Electric Vehicle Infrastructure on the Eastern Shore
According to the EPA, the transportation sector generates the largest share of greenhouse gas emissions (27%) so it makes sense that Maryland has developed ambitious plans to establish and enhance the adoption of electric vehicles within both the public and private sectors. Maryland’s goal is to have 300,000 EVs on the road by 2025, increasing exponentially in the years after, which will mean significant changes to our existing transportation infrastructure in the near future. How can our Eastern Shore counties best plan for, fund and implement these infrastructure changes in a way that honors and maintains the rural character of the region and accounts for the fact that needs in rural areas differ vastly from urban ones?
These were just a few of the questions addressed at the recent Power2Go Electric Vehicle Symposium attended by ESLC. Hosted by the Rural Maryland Council, the Symposium convened federal, state and county officials to gain a fuller understanding of national electrical vehicle infrastructure priorities, discover financing options and opportunities, and explore how to develop electric vehicle (EV) infrastructure in a manner that increases equity and makes historical, cultural and recreational destinations more accessible and potentially more profitable.
There are some existing roadmaps to help navigate the way forward. Maryland’s plan for National Electric Vehicle Infrastructure (NEVI) was approved in September, which unlocks the door to approximately $63 million in federal funding. The plan identifies 23 alternative fuel corridors focused on EVs which will provide the backbone of infrastructure build-outs in the state. On the Eastern Shore, routes 50 and 301 are confirmed corridors with a planned expansion to integrate route 13. According to the MDOT officials at the Symposium, route 50 is being considered for the first round of funding.

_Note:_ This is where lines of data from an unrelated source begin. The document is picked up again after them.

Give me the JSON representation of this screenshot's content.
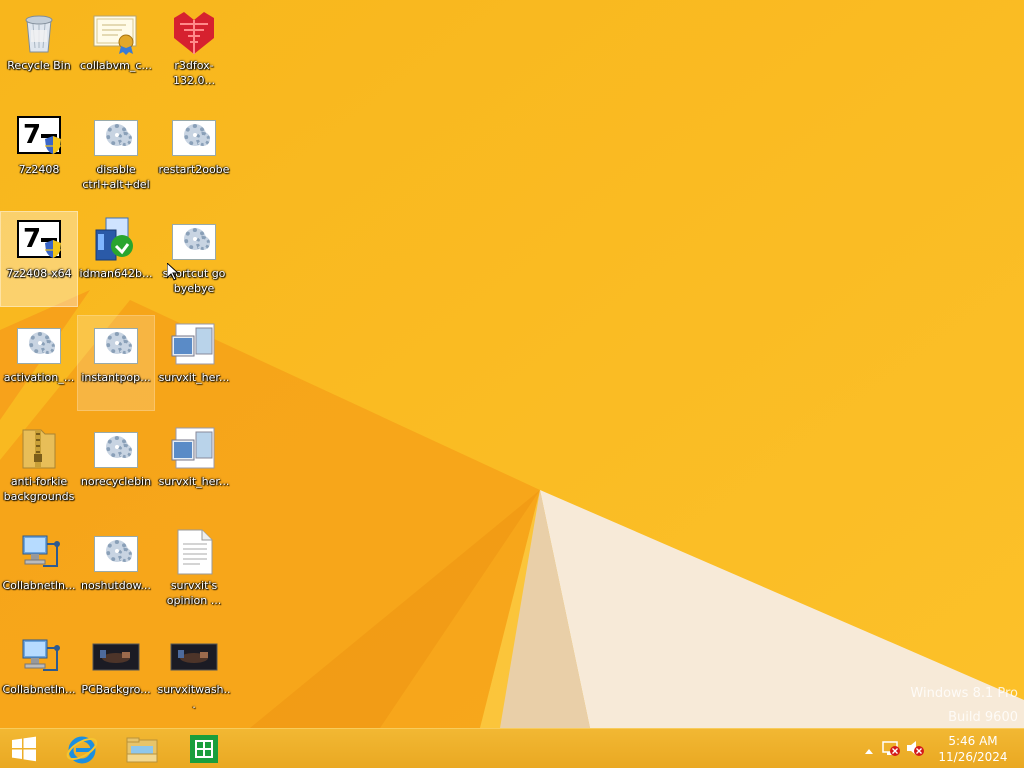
{
  "desktop": {
    "icons": [
      {
        "label": "Recycle Bin",
        "icon": "recycle-bin-icon"
      },
      {
        "label": "collabvm_c...",
        "icon": "certificate-icon"
      },
      {
        "label": "r3dfox-132.0...",
        "icon": "r3dfox-icon"
      },
      {
        "label": "7z2408",
        "icon": "7zip-installer-icon"
      },
      {
        "label": "disable ctrl+alt+del",
        "icon": "settings-file-icon"
      },
      {
        "label": "restart2oobe",
        "icon": "settings-file-icon"
      },
      {
        "label": "7z2408-x64",
        "icon": "7zip-installer-icon"
      },
      {
        "label": "idman642b...",
        "icon": "installer-icon"
      },
      {
        "label": "shortcut go byebye",
        "icon": "settings-file-icon"
      },
      {
        "label": "activation_...",
        "icon": "settings-file-icon"
      },
      {
        "label": "instantpop...",
        "icon": "settings-file-icon"
      },
      {
        "label": "survxit_her...",
        "icon": "image-file-icon"
      },
      {
        "label": "anti-forkie backgrounds",
        "icon": "zip-folder-icon"
      },
      {
        "label": "norecyclebin",
        "icon": "settings-file-icon"
      },
      {
        "label": "survxit_her...",
        "icon": "image-file-icon"
      },
      {
        "label": "CollabnetIn...",
        "icon": "network-computer-icon"
      },
      {
        "label": "noshutdow...",
        "icon": "settings-file-icon"
      },
      {
        "label": "survxit's opinion ...",
        "icon": "text-document-icon"
      },
      {
        "label": "CollabnetIn...",
        "icon": "network-computer-icon"
      },
      {
        "label": "PCBackgro...",
        "icon": "image-thumbnail-icon"
      },
      {
        "label": "survxitwash...",
        "icon": "image-thumbnail-icon"
      }
    ]
  },
  "watermark": {
    "line1": "Windows 8.1 Pro",
    "line2": "Build 9600"
  },
  "taskbar": {
    "start": "start-icon",
    "pinned": [
      "internet-explorer-icon",
      "file-explorer-icon",
      "store-icon"
    ],
    "tray": {
      "time": "5:46 AM",
      "date": "11/26/2024"
    }
  },
  "colors": {
    "wallpaper": "#f7b21a",
    "wallpaper_dark": "#f29c12",
    "taskbar": "#eeaf2a"
  }
}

With the clock ticking, how ready are our counties and communities for the coming changes? As the use of electric vehicles increases, so will the corresponding impacts on land use. Counties need to consider if zoning changes are needed, what requirements – if any – will be mandated for new public and private development projects, what codes will need to be updated and any changes to existing permitting processes. Even though we are at the formative stage of shifting towards vehicle electrification, attention must also be given now to such things as battery recycling and disposal.
The symposium highlighted many resources which can provide guidance to our counties as they navigate a future with more EVs. The U.S. Department of Transportation developed Charging Forward: A Toolkit for Planning and Funding Rural Electric Mobility Infrastructure which offers planning, partnership and financing guidance and importantly points out that while only 20% of the nation’s population lives in rural America, these areas comprise 70% of the road infrastructure. Getting it right in rural America is going to look much different than the urbanized and suburbanized parts of the country.
On the Eastern Shore, our rural landscape is a prized possession and significant driver of both the agricultural and tourism economy. Are there best practices we should be adopting now to safeguard scenic views and historic landmarks? Scenic America, a leading national nonprofit, proposed guidelines for electric vehicle charging infrastructure while simultaneously preserving the scenic beauty of our rural areas.
There is no doubt that land-use on the Eastern Shore is changing – and will continue to change – in response to accelerated efforts to advance national climate and sustainability goals. This represents both an opportunity and a challenge for the region. Click here to view all symposium resources so that you can stay up to date and join ESLC in advocating for our Eastern Shore.